Demolition of Stone Valley Middle School in Alamo began in March. Crews knocked down all of the ancient school buildings and classrooms as part of the school's $37 million new construction project.
As far back as 2009, district facilities staff recommended that the next facilities bond should include as a high priority project the complete modernization or replacement of Stone Valley Middle School. There was a great deal of discussion regarding Stone Valley MS over the next several years. A major concern was that it was not economically desirable or feasible to use a "band-aid" approach to upgrading the school environment piecemeal. The valid belief was that the existing school, built in the early 1950's, would soon be subject to significant remodeling or demolition to make way for the new school.
It took several years before Measure D, the $260 million local school facilities bond measure, could be placed before the voters. It was approved in November 2012 with a "super majority" vote of over 55 percent of voters in favor. It should be noted that a normal bond vote requires a vote of 66 percent in favor. However, Proposition 39 allows a bond approval vote of 55 percent if and only if the local school board establishes a citizens bond oversight committee. The San Ramon district fulfilled this requirement by creating the Facilities Oversight and Advisory Committee (FOAC). This committee not only oversees the bond expenditures but also is empowered to offer advice on facility design and construction issues.
The school board, district facility staffers and FOAC all agreed that the Stone Valley renovation should be placed at a high priority on the bond project list. When the bond measure passed, plans were started for the new school.

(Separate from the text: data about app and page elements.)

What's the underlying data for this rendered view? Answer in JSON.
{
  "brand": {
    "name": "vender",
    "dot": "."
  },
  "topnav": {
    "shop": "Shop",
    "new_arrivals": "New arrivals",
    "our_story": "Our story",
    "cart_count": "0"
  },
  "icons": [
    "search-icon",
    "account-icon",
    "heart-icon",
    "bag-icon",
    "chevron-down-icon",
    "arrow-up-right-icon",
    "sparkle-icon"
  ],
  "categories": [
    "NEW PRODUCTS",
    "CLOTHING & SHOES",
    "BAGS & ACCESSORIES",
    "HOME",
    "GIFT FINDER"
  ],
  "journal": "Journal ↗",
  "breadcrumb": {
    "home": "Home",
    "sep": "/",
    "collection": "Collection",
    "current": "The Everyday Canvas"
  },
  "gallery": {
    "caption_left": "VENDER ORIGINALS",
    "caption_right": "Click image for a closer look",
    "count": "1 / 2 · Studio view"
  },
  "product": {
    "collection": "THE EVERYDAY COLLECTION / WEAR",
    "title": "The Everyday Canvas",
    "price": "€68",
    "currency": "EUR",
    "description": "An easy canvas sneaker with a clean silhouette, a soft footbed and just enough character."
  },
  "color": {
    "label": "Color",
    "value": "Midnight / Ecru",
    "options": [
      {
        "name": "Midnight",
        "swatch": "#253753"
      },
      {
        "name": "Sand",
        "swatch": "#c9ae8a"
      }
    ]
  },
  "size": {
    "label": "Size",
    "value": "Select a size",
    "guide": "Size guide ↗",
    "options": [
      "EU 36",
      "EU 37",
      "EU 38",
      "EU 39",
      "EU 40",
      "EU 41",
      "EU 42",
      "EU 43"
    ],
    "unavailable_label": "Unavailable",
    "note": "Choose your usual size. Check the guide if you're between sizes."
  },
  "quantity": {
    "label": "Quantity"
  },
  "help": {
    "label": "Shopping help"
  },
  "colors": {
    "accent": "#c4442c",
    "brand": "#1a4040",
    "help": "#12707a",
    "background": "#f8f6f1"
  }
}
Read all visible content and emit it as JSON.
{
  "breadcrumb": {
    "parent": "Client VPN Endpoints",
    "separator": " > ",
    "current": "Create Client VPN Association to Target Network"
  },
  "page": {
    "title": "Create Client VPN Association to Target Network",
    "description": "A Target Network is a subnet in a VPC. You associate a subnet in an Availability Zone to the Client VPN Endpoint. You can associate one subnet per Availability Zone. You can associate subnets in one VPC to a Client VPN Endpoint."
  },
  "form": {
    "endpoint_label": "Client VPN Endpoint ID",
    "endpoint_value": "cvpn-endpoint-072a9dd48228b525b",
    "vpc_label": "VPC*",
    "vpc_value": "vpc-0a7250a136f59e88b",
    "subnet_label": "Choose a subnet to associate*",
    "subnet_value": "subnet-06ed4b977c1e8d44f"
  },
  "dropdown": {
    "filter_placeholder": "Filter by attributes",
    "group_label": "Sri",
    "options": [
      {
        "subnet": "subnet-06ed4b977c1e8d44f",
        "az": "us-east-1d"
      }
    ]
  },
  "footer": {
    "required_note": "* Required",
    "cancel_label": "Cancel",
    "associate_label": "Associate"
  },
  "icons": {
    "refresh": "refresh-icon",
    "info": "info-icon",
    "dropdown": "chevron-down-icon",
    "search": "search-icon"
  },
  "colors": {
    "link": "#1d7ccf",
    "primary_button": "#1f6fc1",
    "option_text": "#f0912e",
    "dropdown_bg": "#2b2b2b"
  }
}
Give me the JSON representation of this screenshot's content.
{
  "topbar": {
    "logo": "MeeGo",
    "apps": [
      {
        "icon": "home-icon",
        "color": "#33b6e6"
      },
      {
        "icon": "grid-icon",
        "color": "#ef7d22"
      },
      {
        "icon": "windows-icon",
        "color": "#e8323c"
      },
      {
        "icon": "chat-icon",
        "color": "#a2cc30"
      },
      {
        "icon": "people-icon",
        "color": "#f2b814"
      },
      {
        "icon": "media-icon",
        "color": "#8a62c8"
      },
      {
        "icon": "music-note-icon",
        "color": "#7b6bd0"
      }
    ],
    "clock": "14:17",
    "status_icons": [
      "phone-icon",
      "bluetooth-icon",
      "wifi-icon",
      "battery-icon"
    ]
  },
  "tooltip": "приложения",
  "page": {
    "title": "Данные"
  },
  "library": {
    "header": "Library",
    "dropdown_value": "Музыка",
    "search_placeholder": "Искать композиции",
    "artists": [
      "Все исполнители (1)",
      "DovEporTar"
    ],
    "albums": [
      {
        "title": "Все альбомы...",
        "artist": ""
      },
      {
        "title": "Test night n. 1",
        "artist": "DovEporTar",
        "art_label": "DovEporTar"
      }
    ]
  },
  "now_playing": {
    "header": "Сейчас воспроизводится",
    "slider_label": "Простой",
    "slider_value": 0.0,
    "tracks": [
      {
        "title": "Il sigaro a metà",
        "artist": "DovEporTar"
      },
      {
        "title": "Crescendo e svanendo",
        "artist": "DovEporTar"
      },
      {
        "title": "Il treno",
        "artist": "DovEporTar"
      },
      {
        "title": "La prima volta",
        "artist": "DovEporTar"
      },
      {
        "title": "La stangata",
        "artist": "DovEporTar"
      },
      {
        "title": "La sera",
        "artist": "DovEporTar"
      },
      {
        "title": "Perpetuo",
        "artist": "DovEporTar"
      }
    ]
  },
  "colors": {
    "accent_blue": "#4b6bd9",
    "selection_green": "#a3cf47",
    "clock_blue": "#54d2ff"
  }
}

An important step was to involve neighbors and resident in the design process. A major constraint of the design was the limited amount of land available for the new school. At just under 10 acres, Stone Valley Middle School is one-third to one-half the size of most other district middle schools. This meant that the most efficient use of the available land dictated that the new school have an L-shaped design consisting of two stories. You can visit www.buildsrvschools.org for details and plans.
Several neighbors expressed significant concern over the two story plans and a number of meetings with school district staffers, FOAC and neighbors were held. The architects re-designed the plans to reduce the height of the building and repositioned the structure on the site.
The final plans were approved by the school board and were then submitted to the Division of the State Architect (DSA). It is not generally known but local municipalities and government entities do not have oversight of school designs in California. Plans do not have to be submitted to local jurisdictions but must instead be reviewed and approved by the DSA. This ensures that school construction plans are consistent with best construction practices. After all approvals were obtained, 24 temporary classrooms were located on the site and the project was able to move ahead.
Stone Valley Middle School serves about 600 students. The estimated completion date is for the start of school in late summer 2017.
It will be an exciting day for the first students attending classes in a brand-new school. This event is certainly not in my experience – the middle school I attended in Ohio was built in 1906.